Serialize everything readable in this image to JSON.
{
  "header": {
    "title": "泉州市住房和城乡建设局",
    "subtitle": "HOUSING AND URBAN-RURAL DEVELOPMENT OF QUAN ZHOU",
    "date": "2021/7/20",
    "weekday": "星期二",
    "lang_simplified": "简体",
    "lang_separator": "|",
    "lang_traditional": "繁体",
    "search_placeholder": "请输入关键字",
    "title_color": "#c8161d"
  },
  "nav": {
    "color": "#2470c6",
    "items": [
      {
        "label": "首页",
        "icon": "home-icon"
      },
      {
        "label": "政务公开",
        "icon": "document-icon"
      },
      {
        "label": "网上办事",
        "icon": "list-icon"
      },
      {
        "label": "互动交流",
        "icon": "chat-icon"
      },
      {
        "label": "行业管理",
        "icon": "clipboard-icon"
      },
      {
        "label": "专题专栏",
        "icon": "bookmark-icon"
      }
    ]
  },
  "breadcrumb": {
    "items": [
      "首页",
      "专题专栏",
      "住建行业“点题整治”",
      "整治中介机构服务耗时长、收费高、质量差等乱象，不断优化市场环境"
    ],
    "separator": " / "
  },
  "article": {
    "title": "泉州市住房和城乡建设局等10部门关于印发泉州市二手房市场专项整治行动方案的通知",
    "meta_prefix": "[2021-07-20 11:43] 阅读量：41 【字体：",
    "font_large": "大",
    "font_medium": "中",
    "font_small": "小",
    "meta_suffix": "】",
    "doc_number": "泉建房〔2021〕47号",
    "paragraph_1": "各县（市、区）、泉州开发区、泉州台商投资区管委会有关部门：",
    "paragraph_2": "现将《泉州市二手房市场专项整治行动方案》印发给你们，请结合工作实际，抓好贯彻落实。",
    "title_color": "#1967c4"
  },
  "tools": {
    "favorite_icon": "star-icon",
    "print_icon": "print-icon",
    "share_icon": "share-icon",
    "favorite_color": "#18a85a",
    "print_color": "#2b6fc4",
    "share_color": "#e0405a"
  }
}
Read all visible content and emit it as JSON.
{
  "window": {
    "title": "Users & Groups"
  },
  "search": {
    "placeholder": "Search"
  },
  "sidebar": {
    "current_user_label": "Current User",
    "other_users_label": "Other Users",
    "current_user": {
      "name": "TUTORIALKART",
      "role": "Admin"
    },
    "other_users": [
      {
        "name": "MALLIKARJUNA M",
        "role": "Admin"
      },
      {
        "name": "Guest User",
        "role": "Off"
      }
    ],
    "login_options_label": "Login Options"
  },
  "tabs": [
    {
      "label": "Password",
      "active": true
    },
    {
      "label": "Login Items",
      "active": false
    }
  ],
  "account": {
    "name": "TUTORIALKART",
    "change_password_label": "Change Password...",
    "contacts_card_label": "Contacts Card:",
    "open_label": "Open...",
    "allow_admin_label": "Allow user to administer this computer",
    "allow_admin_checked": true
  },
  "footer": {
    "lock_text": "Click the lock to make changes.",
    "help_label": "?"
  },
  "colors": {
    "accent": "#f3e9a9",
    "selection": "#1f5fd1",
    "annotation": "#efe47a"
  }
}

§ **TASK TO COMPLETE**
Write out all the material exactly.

§ **FINISHED TASK**
Serialize everything readable in this image to JSON.
{
  "header": {
    "title": "泉州市住房和城乡建设局",
    "subtitle": "HOUSING AND URBAN-RURAL DEVELOPMENT OF QUAN ZHOU",
    "date": "2021/7/20",
    "weekday": "星期二",
    "lang_simplified": "简体",
    "lang_separator": "|",
    "lang_traditional": "繁体",
    "search_placeholder": "请输入关键字",
    "title_color": "#c8161d"
  },
  "nav": {
    "color": "#2470c6",
    "items": [
      {
        "label": "首页",
        "icon": "home-icon"
      },
      {
        "label": "政务公开",
        "icon": "document-icon"
      },
      {
        "label": "网上办事",
        "icon": "list-icon"
      },
      {
        "label": "互动交流",
        "icon": "chat-icon"
      },
      {
        "label": "行业管理",
        "icon": "clipboard-icon"
      },
      {
        "label": "专题专栏",
        "icon": "bookmark-icon"
      }
    ]
  },
  "breadcrumb": {
    "items": [
      "首页",
      "专题专栏",
      "住建行业“点题整治”",
      "整治中介机构服务耗时长、收费高、质量差等乱象，不断优化市场环境"
    ],
    "separator": " / "
  },
  "article": {
    "title": "泉州市住房和城乡建设局等10部门关于印发泉州市二手房市场专项整治行动方案的通知",
    "meta_prefix": "[2021-07-20 11:43] 阅读量：41 【字体：",
    "font_large": "大",
    "font_medium": "中",
    "font_small": "小",
    "meta_suffix": "】",
    "doc_number": "泉建房〔2021〕47号",
    "paragraph_1": "各县（市、区）、泉州开发区、泉州台商投资区管委会有关部门：",
    "paragraph_2": "现将《泉州市二手房市场专项整治行动方案》印发给你们，请结合工作实际，抓好贯彻落实。",
    "title_color": "#1967c4"
  },
  "tools": {
    "favorite_icon": "star-icon",
    "print_icon": "print-icon",
    "share_icon": "share-icon",
    "favorite_color": "#18a85a",
    "print_color": "#2b6fc4",
    "share_color": "#e0405a"
  }
}
Read all visible content and emit it as JSON.
{
  "window": {
    "title": "Users & Groups"
  },
  "search": {
    "placeholder": "Search"
  },
  "sidebar": {
    "current_user_label": "Current User",
    "other_users_label": "Other Users",
    "current_user": {
      "name": "TUTORIALKART",
      "role": "Admin"
    },
    "other_users": [
      {
        "name": "MALLIKARJUNA M",
        "role": "Admin"
      },
      {
        "name": "Guest User",
        "role": "Off"
      }
    ],
    "login_options_label": "Login Options"
  },
  "tabs": [
    {
      "label": "Password",
      "active": true
    },
    {
      "label": "Login Items",
      "active": false
    }
  ],
  "account": {
    "name": "TUTORIALKART",
    "change_password_label": "Change Password...",
    "contacts_card_label": "Contacts Card:",
    "open_label": "Open...",
    "allow_admin_label": "Allow user to administer this computer",
    "allow_admin_checked": true
  },
  "footer": {
    "lock_text": "Click the lock to make changes.",
    "help_label": "?"
  },
  "colors": {
    "accent": "#f3e9a9",
    "selection": "#1f5fd1",
    "annotation": "#efe47a"
  }
}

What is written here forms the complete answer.